### About this task:
No pictures should appear in the copy; otherwise retype the entries exactly.
Record excerpts START
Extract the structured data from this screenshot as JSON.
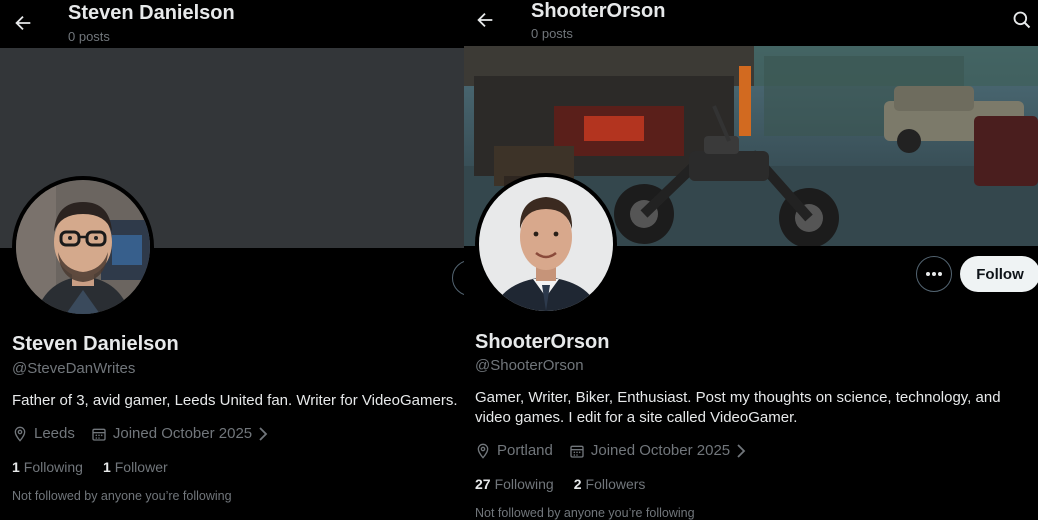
{
  "left": {
    "header": {
      "name": "Steven Danielson",
      "posts": "0 posts"
    },
    "profile": {
      "name": "Steven Danielson",
      "handle": "@SteveDanWrites",
      "bio": "Father of 3, avid gamer, Leeds United fan. Writer for VideoGamers.",
      "location": "Leeds",
      "joined": "Joined October 2025",
      "following_count": "1",
      "following_label": "Following",
      "followers_count": "1",
      "followers_label": "Follower",
      "not_followed": "Not followed by anyone you’re following"
    }
  },
  "right": {
    "header": {
      "name": "ShooterOrson",
      "posts": "0 posts"
    },
    "profile": {
      "name": "ShooterOrson",
      "handle": "@ShooterOrson",
      "bio": "Gamer, Writer, Biker, Enthusiast. Post my thoughts on science, technology, and video games. I edit for a site called VideoGamer.",
      "location": "Portland",
      "joined": "Joined October 2025",
      "following_count": "27",
      "following_label": "Following",
      "followers_count": "2",
      "followers_label": "Followers",
      "not_followed": "Not followed by anyone you’re following"
    },
    "actions": {
      "follow_label": "Follow"
    }
  },
  "colors": {
    "background": "#000000",
    "text_primary": "#e7e9ea",
    "text_secondary": "#71767b",
    "banner_placeholder": "#333639",
    "follow_button": "#eff3f4"
  },
  "icons": [
    "back-arrow-icon",
    "search-icon",
    "location-pin-icon",
    "calendar-icon",
    "chevron-right-icon",
    "more-dots-icon"
  ]
}
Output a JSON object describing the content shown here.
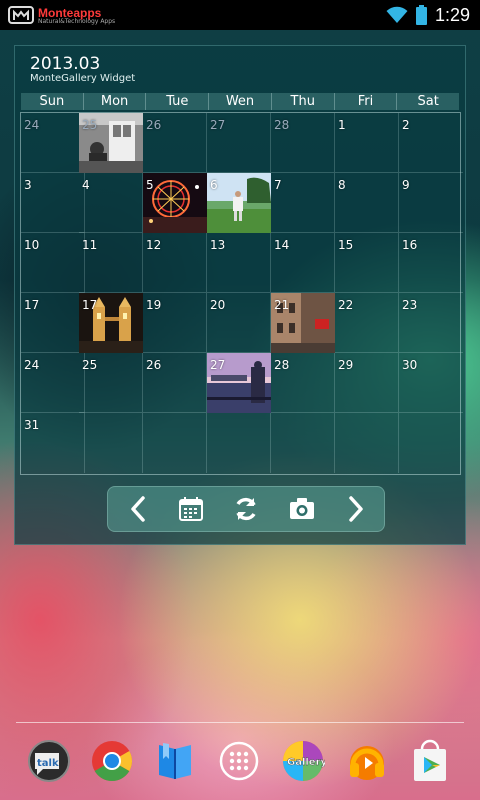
{
  "status_bar": {
    "brand": "Monteapps",
    "tagline": "Natural&Technology Apps",
    "time": "1:29",
    "icons": [
      "wifi-icon",
      "battery-icon"
    ]
  },
  "widget": {
    "date": "2013.03",
    "subtitle": "MonteGallery Widget",
    "weekdays": [
      "Sun",
      "Mon",
      "Tue",
      "Wen",
      "Thu",
      "Fri",
      "Sat"
    ],
    "weeks": [
      [
        "24",
        "25",
        "26",
        "27",
        "28",
        "1",
        "2"
      ],
      [
        "3",
        "4",
        "5",
        "6",
        "7",
        "8",
        "9"
      ],
      [
        "10",
        "11",
        "12",
        "13",
        "14",
        "15",
        "16"
      ],
      [
        "17",
        "17",
        "19",
        "20",
        "21",
        "22",
        "23"
      ],
      [
        "24",
        "25",
        "26",
        "27",
        "28",
        "29",
        "30"
      ],
      [
        "31",
        "",
        "",
        "",
        "",
        "",
        ""
      ]
    ],
    "controls": [
      "prev-icon",
      "calendar-icon",
      "refresh-icon",
      "camera-icon",
      "next-icon"
    ]
  },
  "dock": {
    "apps": [
      "Talk",
      "Chrome",
      "Books",
      "App drawer",
      "Gallery",
      "Play Music",
      "Play Store"
    ],
    "talk_label": "talk",
    "gallery_label": "Gallery"
  },
  "colors": {
    "status_bar": "#000000",
    "widget_bg": "#0a3c41",
    "brand_red": "#ff3b3b",
    "grid_line": "#c8e6e6"
  }
}
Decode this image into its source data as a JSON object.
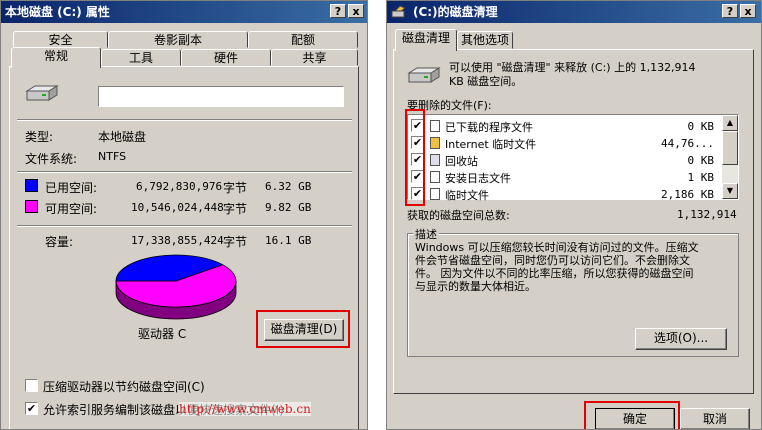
{
  "left": {
    "title": "本地磁盘 (C:) 属性",
    "tabs_top": [
      "安全",
      "卷影副本",
      "配额"
    ],
    "tabs_bottom": [
      "常规",
      "工具",
      "硬件",
      "共享"
    ],
    "name_value": "",
    "type_label": "类型:",
    "type_value": "本地磁盘",
    "fs_label": "文件系统:",
    "fs_value": "NTFS",
    "used": {
      "label": "已用空间:",
      "bytes": "6,792,830,976",
      "unit": "字节",
      "size": "6.32 GB",
      "color": "#0000ff"
    },
    "free": {
      "label": "可用空间:",
      "bytes": "10,546,024,448",
      "unit": "字节",
      "size": "9.82 GB",
      "color": "#ff00ff"
    },
    "capacity": {
      "label": "容量:",
      "bytes": "17,338,855,424",
      "unit": "字节",
      "size": "16.1 GB"
    },
    "drive_label": "驱动器 C",
    "cleanup_button": "磁盘清理(D)",
    "compress_label": "压缩驱动器以节约磁盘空间(C)",
    "index_label": "允许索引服务编制该磁盘以便快速搜索文件(I)",
    "compress_checked": false,
    "index_checked": true,
    "watermark": "http://www.cmweb.cn",
    "used_fraction": 0.392
  },
  "right": {
    "title": "(C:)的磁盘清理",
    "tabs": [
      "磁盘清理",
      "其他选项"
    ],
    "intro_line1": "可以使用 \"磁盘清理\" 来释放 (C:) 上的 1,132,914",
    "intro_line2": "KB 磁盘空间。",
    "files_label": "要删除的文件(F):",
    "files": [
      {
        "name": "已下载的程序文件",
        "size": "0 KB",
        "checked": true
      },
      {
        "name": "Internet 临时文件",
        "size": "44,76...",
        "checked": true
      },
      {
        "name": "回收站",
        "size": "0 KB",
        "checked": true
      },
      {
        "name": "安装日志文件",
        "size": "1 KB",
        "checked": true
      },
      {
        "name": "临时文件",
        "size": "2,186 KB",
        "checked": true
      }
    ],
    "total_label": "获取的磁盘空间总数:",
    "total_value": "1,132,914",
    "desc_label": "描述",
    "desc_lines": [
      "Windows 可以压缩您较长时间没有访问过的文件。压缩文",
      "件会节省磁盘空间，同时您仍可以访问它们。不会删除文",
      "件。 因为文件以不同的比率压缩，所以您获得的磁盘空间",
      "与显示的数量大体相近。"
    ],
    "options_button": "选项(O)...",
    "ok_button": "确定",
    "cancel_button": "取消"
  },
  "icons": {
    "help": "?",
    "close": "x",
    "check": "✔",
    "scroll_up": "▲",
    "scroll_down": "▼"
  }
}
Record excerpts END
### Solution to the exercise:
Extract the structured data from this screenshot as JSON.
{
  "left": {
    "header": {
      "name": "Steven Danielson",
      "posts": "0 posts"
    },
    "profile": {
      "name": "Steven Danielson",
      "handle": "@SteveDanWrites",
      "bio": "Father of 3, avid gamer, Leeds United fan. Writer for VideoGamers.",
      "location": "Leeds",
      "joined": "Joined October 2025",
      "following_count": "1",
      "following_label": "Following",
      "followers_count": "1",
      "followers_label": "Follower",
      "not_followed": "Not followed by anyone you’re following"
    }
  },
  "right": {
    "header": {
      "name": "ShooterOrson",
      "posts": "0 posts"
    },
    "profile": {
      "name": "ShooterOrson",
      "handle": "@ShooterOrson",
      "bio": "Gamer, Writer, Biker, Enthusiast. Post my thoughts on science, technology, and video games. I edit for a site called VideoGamer.",
      "location": "Portland",
      "joined": "Joined October 2025",
      "following_count": "27",
      "following_label": "Following",
      "followers_count": "2",
      "followers_label": "Followers",
      "not_followed": "Not followed by anyone you’re following"
    },
    "actions": {
      "follow_label": "Follow"
    }
  },
  "colors": {
    "background": "#000000",
    "text_primary": "#e7e9ea",
    "text_secondary": "#71767b",
    "banner_placeholder": "#333639",
    "follow_button": "#eff3f4"
  },
  "icons": [
    "back-arrow-icon",
    "search-icon",
    "location-pin-icon",
    "calendar-icon",
    "chevron-right-icon",
    "more-dots-icon"
  ]
}
Output a JSON object describing the content shown here.
{
  "status_bar": {
    "brand": "Monteapps",
    "tagline": "Natural&Technology Apps",
    "time": "1:29",
    "icons": [
      "wifi-icon",
      "battery-icon"
    ]
  },
  "widget": {
    "date": "2013.03",
    "subtitle": "MonteGallery Widget",
    "weekdays": [
      "Sun",
      "Mon",
      "Tue",
      "Wen",
      "Thu",
      "Fri",
      "Sat"
    ],
    "weeks": [
      [
        "24",
        "25",
        "26",
        "27",
        "28",
        "1",
        "2"
      ],
      [
        "3",
        "4",
        "5",
        "6",
        "7",
        "8",
        "9"
      ],
      [
        "10",
        "11",
        "12",
        "13",
        "14",
        "15",
        "16"
      ],
      [
        "17",
        "17",
        "19",
        "20",
        "21",
        "22",
        "23"
      ],
      [
        "24",
        "25",
        "26",
        "27",
        "28",
        "29",
        "30"
      ],
      [
        "31",
        "",
        "",
        "",
        "",
        "",
        ""
      ]
    ],
    "controls": [
      "prev-icon",
      "calendar-icon",
      "refresh-icon",
      "camera-icon",
      "next-icon"
    ]
  },
  "dock": {
    "apps": [
      "Talk",
      "Chrome",
      "Books",
      "App drawer",
      "Gallery",
      "Play Music",
      "Play Store"
    ],
    "talk_label": "talk",
    "gallery_label": "Gallery"
  },
  "colors": {
    "status_bar": "#000000",
    "widget_bg": "#0a3c41",
    "brand_red": "#ff3b3b",
    "grid_line": "#c8e6e6"
  }
}
Decode this image into its source data as a JSON object.
{
  "left": {
    "title": "本地磁盘 (C:) 属性",
    "tabs_top": [
      "安全",
      "卷影副本",
      "配额"
    ],
    "tabs_bottom": [
      "常规",
      "工具",
      "硬件",
      "共享"
    ],
    "name_value": "",
    "type_label": "类型:",
    "type_value": "本地磁盘",
    "fs_label": "文件系统:",
    "fs_value": "NTFS",
    "used": {
      "label": "已用空间:",
      "bytes": "6,792,830,976",
      "unit": "字节",
      "size": "6.32 GB",
      "color": "#0000ff"
    },
    "free": {
      "label": "可用空间:",
      "bytes": "10,546,024,448",
      "unit": "字节",
      "size": "9.82 GB",
      "color": "#ff00ff"
    },
    "capacity": {
      "label": "容量:",
      "bytes": "17,338,855,424",
      "unit": "字节",
      "size": "16.1 GB"
    },
    "drive_label": "驱动器 C",
    "cleanup_button": "磁盘清理(D)",
    "compress_label": "压缩驱动器以节约磁盘空间(C)",
    "index_label": "允许索引服务编制该磁盘以便快速搜索文件(I)",
    "compress_checked": false,
    "index_checked": true,
    "watermark": "http://www.cmweb.cn",
    "used_fraction": 0.392
  },
  "right": {
    "title": "(C:)的磁盘清理",
    "tabs": [
      "磁盘清理",
      "其他选项"
    ],
    "intro_line1": "可以使用 \"磁盘清理\" 来释放 (C:) 上的 1,132,914",
    "intro_line2": "KB 磁盘空间。",
    "files_label": "要删除的文件(F):",
    "files": [
      {
        "name": "已下载的程序文件",
        "size": "0 KB",
        "checked": true
      },
      {
        "name": "Internet 临时文件",
        "size": "44,76...",
        "checked": true
      },
      {
        "name": "回收站",
        "size": "0 KB",
        "checked": true
      },
      {
        "name": "安装日志文件",
        "size": "1 KB",
        "checked": true
      },
      {
        "name": "临时文件",
        "size": "2,186 KB",
        "checked": true
      }
    ],
    "total_label": "获取的磁盘空间总数:",
    "total_value": "1,132,914",
    "desc_label": "描述",
    "desc_lines": [
      "Windows 可以压缩您较长时间没有访问过的文件。压缩文",
      "件会节省磁盘空间，同时您仍可以访问它们。不会删除文",
      "件。 因为文件以不同的比率压缩，所以您获得的磁盘空间",
      "与显示的数量大体相近。"
    ],
    "options_button": "选项(O)...",
    "ok_button": "确定",
    "cancel_button": "取消"
  },
  "icons": {
    "help": "?",
    "close": "x",
    "check": "✔",
    "scroll_up": "▲",
    "scroll_down": "▼"
  }
}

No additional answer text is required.